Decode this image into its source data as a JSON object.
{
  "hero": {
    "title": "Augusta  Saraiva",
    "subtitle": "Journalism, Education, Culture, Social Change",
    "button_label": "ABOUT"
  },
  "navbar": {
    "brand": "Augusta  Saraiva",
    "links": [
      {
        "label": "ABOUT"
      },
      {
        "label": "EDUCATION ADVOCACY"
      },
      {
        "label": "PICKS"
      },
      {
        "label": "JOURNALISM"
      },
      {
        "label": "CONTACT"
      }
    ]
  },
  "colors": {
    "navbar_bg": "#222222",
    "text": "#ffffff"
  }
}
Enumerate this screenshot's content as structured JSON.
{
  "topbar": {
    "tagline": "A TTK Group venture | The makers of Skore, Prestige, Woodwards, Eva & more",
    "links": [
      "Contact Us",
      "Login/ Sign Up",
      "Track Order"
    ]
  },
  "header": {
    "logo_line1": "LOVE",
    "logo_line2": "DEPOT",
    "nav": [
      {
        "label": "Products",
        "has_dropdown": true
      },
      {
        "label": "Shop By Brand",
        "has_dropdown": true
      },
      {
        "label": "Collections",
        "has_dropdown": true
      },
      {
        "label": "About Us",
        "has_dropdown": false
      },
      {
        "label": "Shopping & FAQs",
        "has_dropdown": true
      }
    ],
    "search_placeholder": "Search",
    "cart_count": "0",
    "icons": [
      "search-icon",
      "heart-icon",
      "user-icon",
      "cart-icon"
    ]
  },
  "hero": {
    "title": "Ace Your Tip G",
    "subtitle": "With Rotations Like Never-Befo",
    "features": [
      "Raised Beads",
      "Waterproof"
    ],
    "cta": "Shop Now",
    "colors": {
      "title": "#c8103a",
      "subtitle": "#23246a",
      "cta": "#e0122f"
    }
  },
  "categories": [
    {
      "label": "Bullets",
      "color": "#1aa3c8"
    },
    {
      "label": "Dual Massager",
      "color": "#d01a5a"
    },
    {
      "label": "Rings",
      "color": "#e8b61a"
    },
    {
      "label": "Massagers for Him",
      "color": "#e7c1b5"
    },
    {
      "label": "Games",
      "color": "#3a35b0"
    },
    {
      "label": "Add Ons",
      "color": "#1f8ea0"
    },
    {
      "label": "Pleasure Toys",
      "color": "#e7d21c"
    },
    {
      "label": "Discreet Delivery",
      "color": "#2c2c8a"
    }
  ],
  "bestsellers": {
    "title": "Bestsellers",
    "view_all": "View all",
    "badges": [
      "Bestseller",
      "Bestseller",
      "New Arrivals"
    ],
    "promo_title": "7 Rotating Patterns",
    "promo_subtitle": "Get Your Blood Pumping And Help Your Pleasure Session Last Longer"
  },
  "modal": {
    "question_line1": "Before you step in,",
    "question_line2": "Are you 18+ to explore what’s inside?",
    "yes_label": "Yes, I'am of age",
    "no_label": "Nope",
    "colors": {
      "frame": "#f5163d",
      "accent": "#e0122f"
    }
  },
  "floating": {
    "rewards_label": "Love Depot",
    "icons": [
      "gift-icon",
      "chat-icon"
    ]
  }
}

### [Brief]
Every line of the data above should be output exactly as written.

### [Solution]
Decode this image into its source data as a JSON object.
{
  "hero": {
    "title": "Augusta  Saraiva",
    "subtitle": "Journalism, Education, Culture, Social Change",
    "button_label": "ABOUT"
  },
  "navbar": {
    "brand": "Augusta  Saraiva",
    "links": [
      {
        "label": "ABOUT"
      },
      {
        "label": "EDUCATION ADVOCACY"
      },
      {
        "label": "PICKS"
      },
      {
        "label": "JOURNALISM"
      },
      {
        "label": "CONTACT"
      }
    ]
  },
  "colors": {
    "navbar_bg": "#222222",
    "text": "#ffffff"
  }
}
Enumerate this screenshot's content as structured JSON.
{
  "topbar": {
    "tagline": "A TTK Group venture | The makers of Skore, Prestige, Woodwards, Eva & more",
    "links": [
      "Contact Us",
      "Login/ Sign Up",
      "Track Order"
    ]
  },
  "header": {
    "logo_line1": "LOVE",
    "logo_line2": "DEPOT",
    "nav": [
      {
        "label": "Products",
        "has_dropdown": true
      },
      {
        "label": "Shop By Brand",
        "has_dropdown": true
      },
      {
        "label": "Collections",
        "has_dropdown": true
      },
      {
        "label": "About Us",
        "has_dropdown": false
      },
      {
        "label": "Shopping & FAQs",
        "has_dropdown": true
      }
    ],
    "search_placeholder": "Search",
    "cart_count": "0",
    "icons": [
      "search-icon",
      "heart-icon",
      "user-icon",
      "cart-icon"
    ]
  },
  "hero": {
    "title": "Ace Your Tip G",
    "subtitle": "With Rotations Like Never-Befo",
    "features": [
      "Raised Beads",
      "Waterproof"
    ],
    "cta": "Shop Now",
    "colors": {
      "title": "#c8103a",
      "subtitle": "#23246a",
      "cta": "#e0122f"
    }
  },
  "categories": [
    {
      "label": "Bullets",
      "color": "#1aa3c8"
    },
    {
      "label": "Dual Massager",
      "color": "#d01a5a"
    },
    {
      "label": "Rings",
      "color": "#e8b61a"
    },
    {
      "label": "Massagers for Him",
      "color": "#e7c1b5"
    },
    {
      "label": "Games",
      "color": "#3a35b0"
    },
    {
      "label": "Add Ons",
      "color": "#1f8ea0"
    },
    {
      "label": "Pleasure Toys",
      "color": "#e7d21c"
    },
    {
      "label": "Discreet Delivery",
      "color": "#2c2c8a"
    }
  ],
  "bestsellers": {
    "title": "Bestsellers",
    "view_all": "View all",
    "badges": [
      "Bestseller",
      "Bestseller",
      "New Arrivals"
    ],
    "promo_title": "7 Rotating Patterns",
    "promo_subtitle": "Get Your Blood Pumping And Help Your Pleasure Session Last Longer"
  },
  "modal": {
    "question_line1": "Before you step in,",
    "question_line2": "Are you 18+ to explore what’s inside?",
    "yes_label": "Yes, I'am of age",
    "no_label": "Nope",
    "colors": {
      "frame": "#f5163d",
      "accent": "#e0122f"
    }
  },
  "floating": {
    "rewards_label": "Love Depot",
    "icons": [
      "gift-icon",
      "chat-icon"
    ]
  }
}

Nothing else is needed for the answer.